Exercise inputs:

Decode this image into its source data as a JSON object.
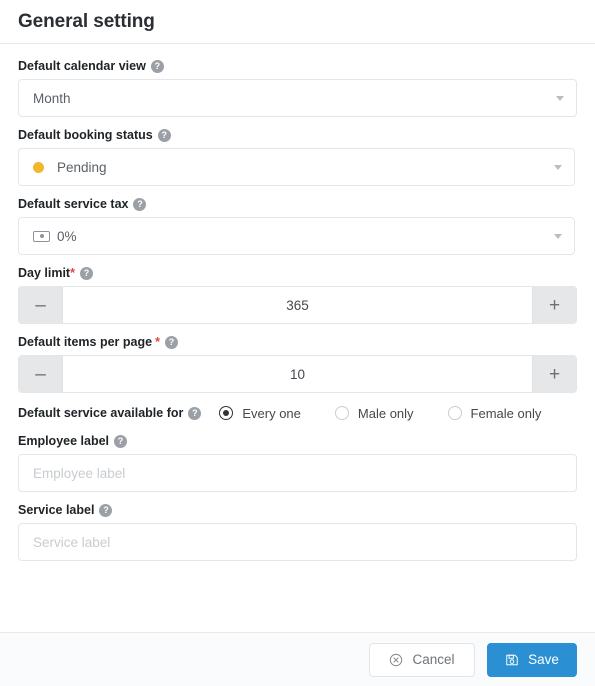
{
  "header": {
    "title": "General setting"
  },
  "help_icon_glyph": "?",
  "fields": {
    "calendar_view": {
      "label": "Default calendar view",
      "value": "Month",
      "icon": "chevron-down-icon"
    },
    "booking_status": {
      "label": "Default booking status",
      "value": "Pending",
      "dot_color": "#f3b72e",
      "icon": "status-dot-icon"
    },
    "service_tax": {
      "label": "Default service tax",
      "value": "0%",
      "icon": "money-icon"
    },
    "day_limit": {
      "label": "Day limit",
      "required_marker": "*",
      "value": "365",
      "decrement_label": "–",
      "increment_label": "+"
    },
    "items_per_page": {
      "label": "Default items per page",
      "required_marker": "*",
      "value": "10",
      "decrement_label": "–",
      "increment_label": "+"
    },
    "service_available_for": {
      "label": "Default service available for",
      "options": [
        {
          "label": "Every one",
          "selected": true
        },
        {
          "label": "Male only",
          "selected": false
        },
        {
          "label": "Female only",
          "selected": false
        }
      ]
    },
    "employee_label": {
      "label": "Employee label",
      "value": "",
      "placeholder": "Employee label"
    },
    "service_label": {
      "label": "Service label",
      "value": "",
      "placeholder": "Service label"
    }
  },
  "footer": {
    "cancel_label": "Cancel",
    "cancel_icon": "circle-x-icon",
    "save_label": "Save",
    "save_icon": "floppy-disk-icon",
    "save_color": "#2b8fd4"
  }
}
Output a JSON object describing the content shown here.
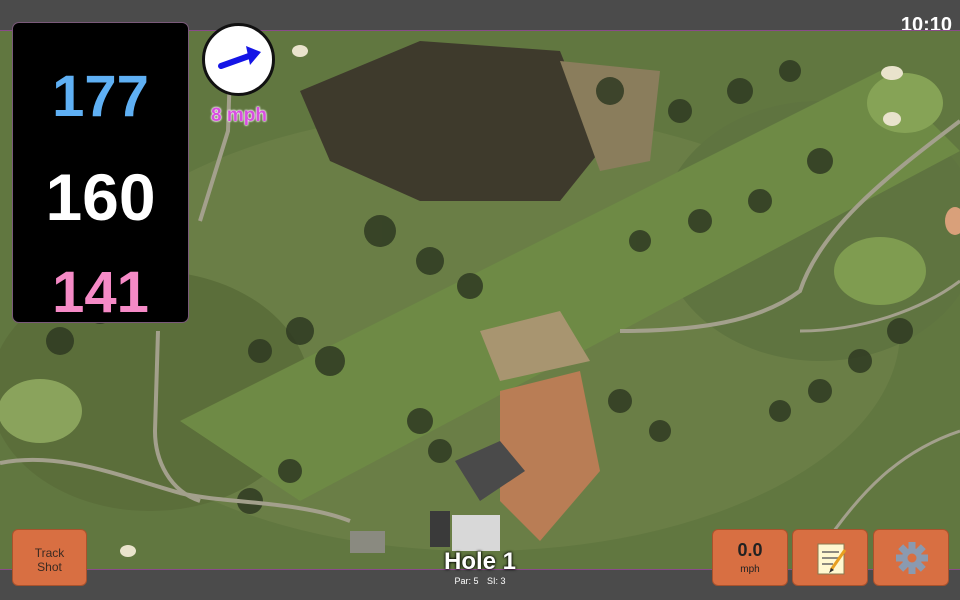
{
  "status_bar": {
    "time": "10:10"
  },
  "distances": {
    "back": "177",
    "middle": "160",
    "front": "141"
  },
  "wind": {
    "speed_label": "8 mph",
    "direction_icon": "arrow-icon"
  },
  "buttons": {
    "track_shot_line1": "Track",
    "track_shot_line2": "Shot",
    "speed_value": "0.0",
    "speed_unit": "mph",
    "notes_icon": "notepad-icon",
    "settings_icon": "gear-icon"
  },
  "hole": {
    "title": "Hole 1",
    "par": "Par: 5",
    "si": "SI: 3"
  },
  "colors": {
    "back": "#5fb0f4",
    "middle": "#ffffff",
    "front": "#f58ac6",
    "wind_text": "#d84fe0",
    "button": "#d86f42"
  }
}
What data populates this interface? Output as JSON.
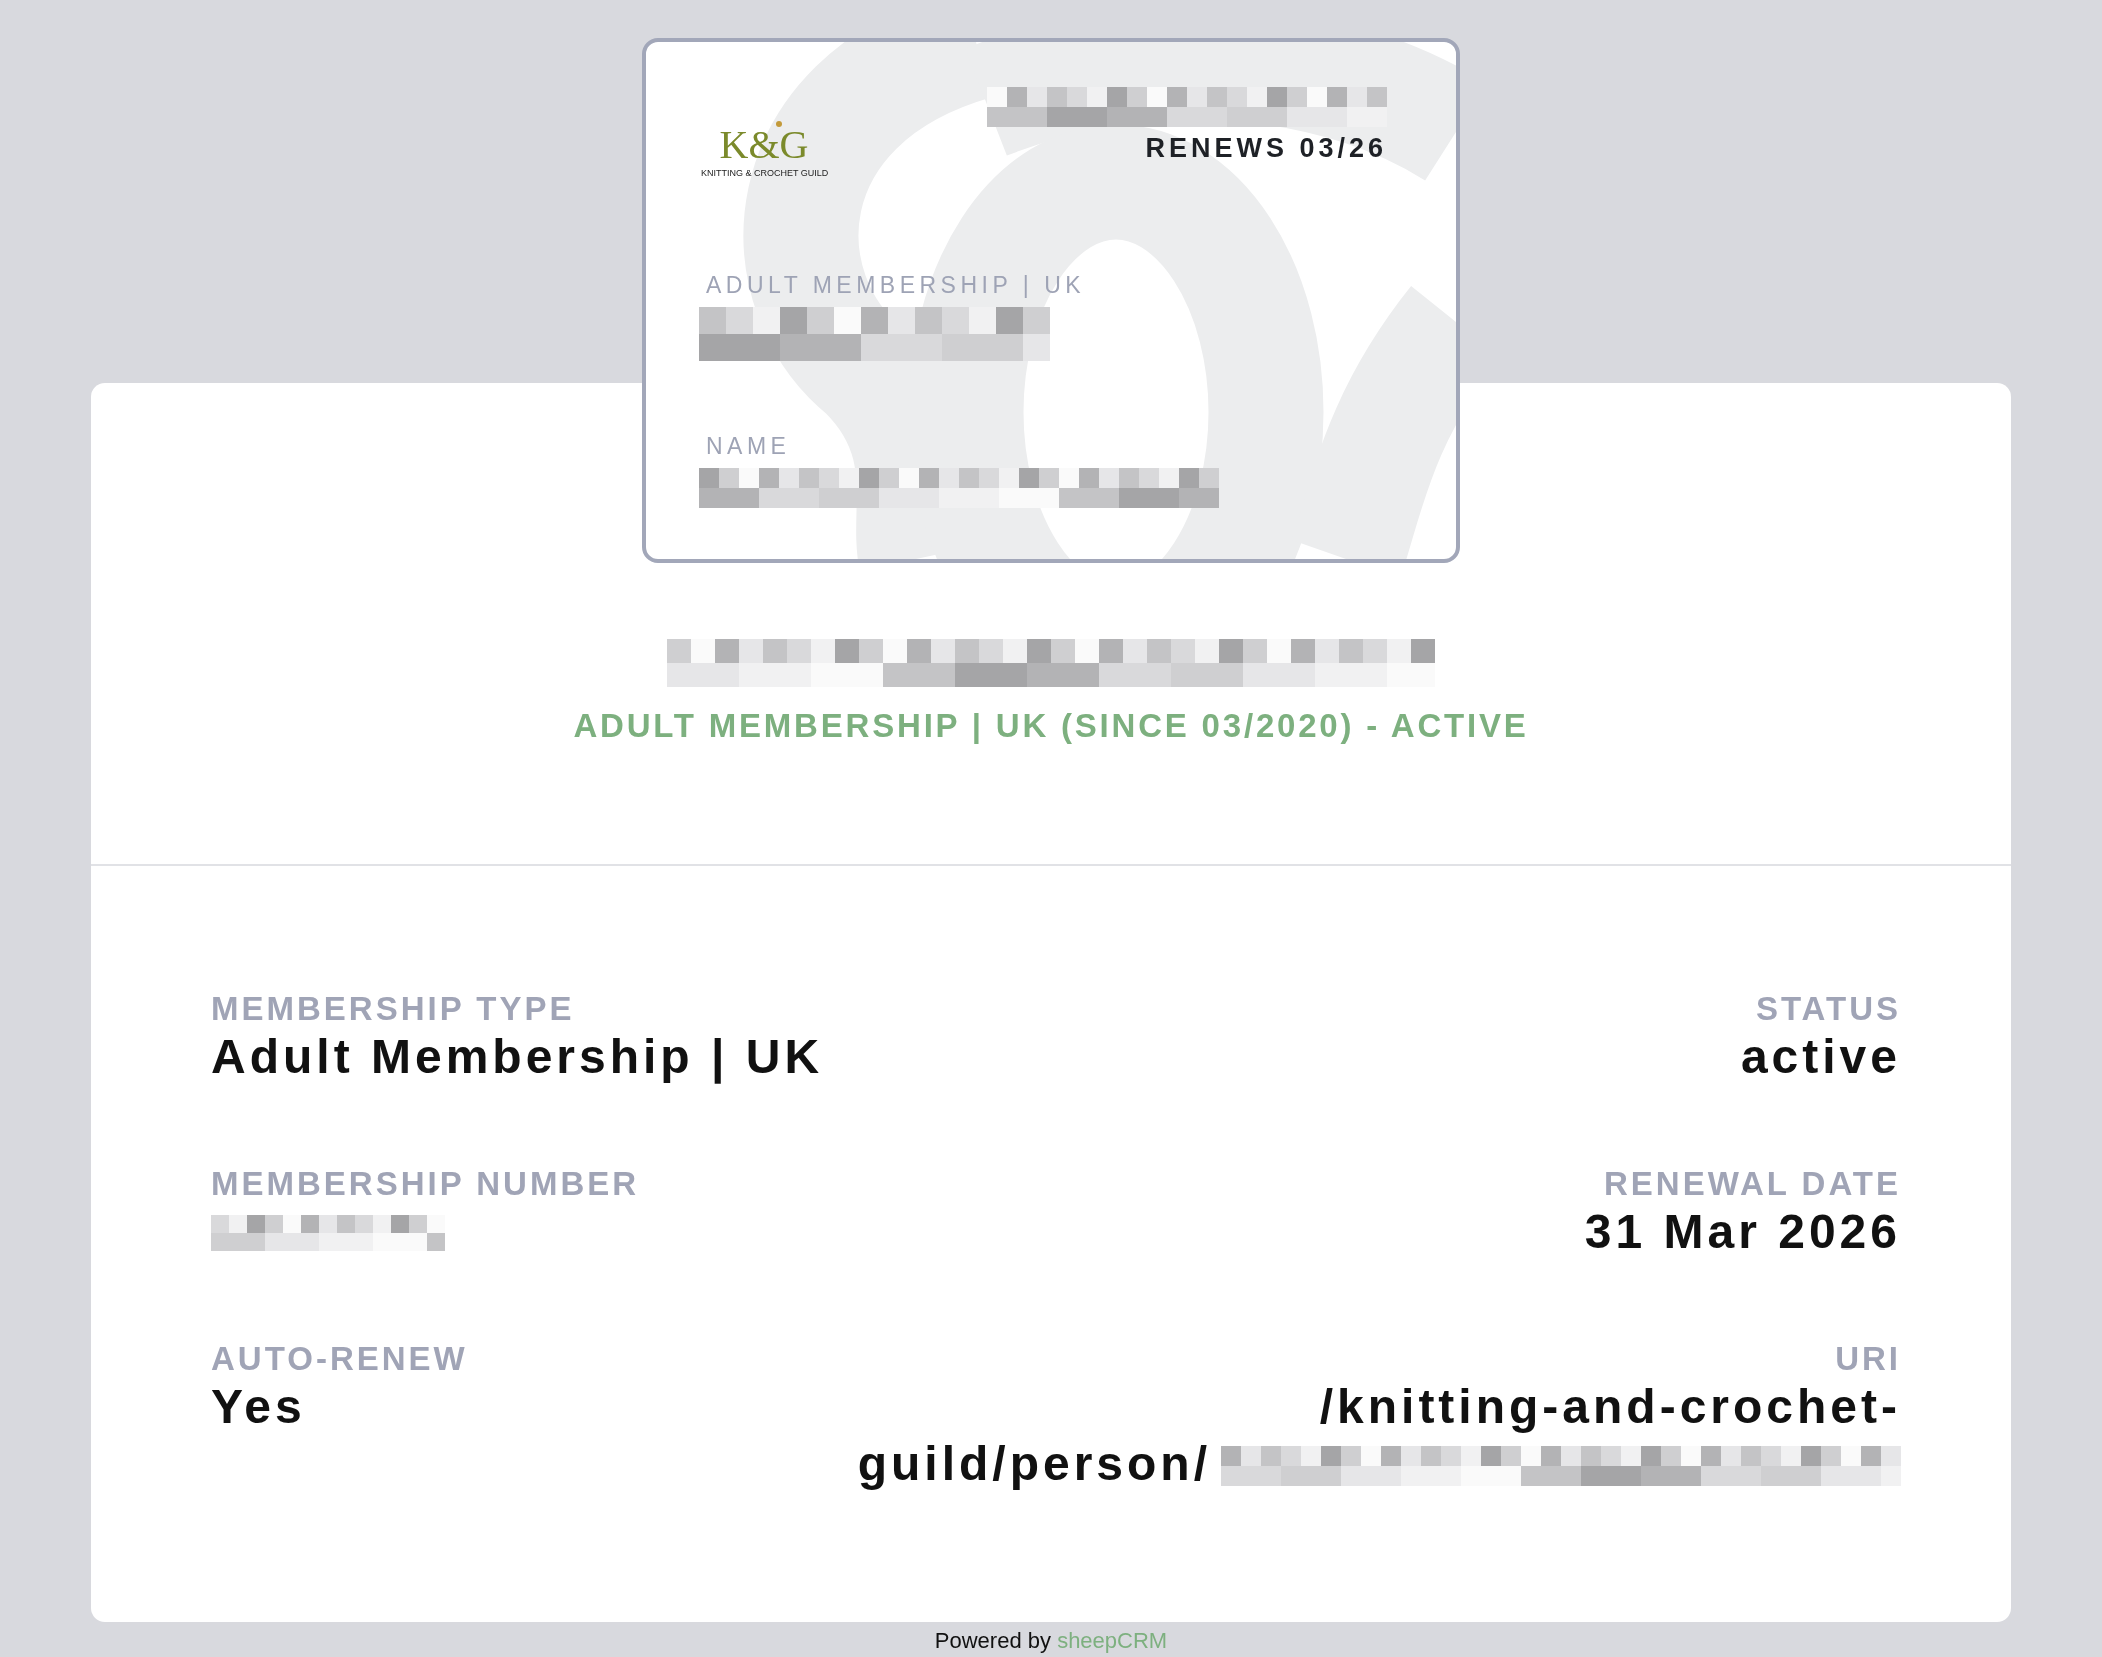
{
  "card": {
    "logo": {
      "mark": "K&G",
      "tagline": "KNITTING & CROCHET GUILD"
    },
    "header_redacted": true,
    "renews": "RENEWS 03/26",
    "type_label": "ADULT MEMBERSHIP | UK",
    "number_redacted": true,
    "name_label": "NAME",
    "name_redacted": true
  },
  "profile": {
    "name_redacted": true,
    "summary": "ADULT MEMBERSHIP | UK (SINCE 03/2020) - ACTIVE"
  },
  "details": [
    {
      "label": "MEMBERSHIP TYPE",
      "value": "Adult Membership | UK"
    },
    {
      "label": "STATUS",
      "value": "active"
    },
    {
      "label": "MEMBERSHIP NUMBER",
      "redacted": true
    },
    {
      "label": "RENEWAL DATE",
      "value": "31 Mar 2026"
    },
    {
      "label": "AUTO-RENEW",
      "value": "Yes"
    },
    {
      "label": "URI",
      "value": "/knitting-and-crochet-guild/person/",
      "redacted": true
    }
  ],
  "footer": {
    "text": "Powered by",
    "link": "sheepCRM"
  }
}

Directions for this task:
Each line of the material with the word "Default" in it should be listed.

Answer to the problem:
      "label": "Default calendar view",
      "label": "Default booking status",
      "label": "Default service tax",
      "label": "Default items per page",
      "label": "Default service available for",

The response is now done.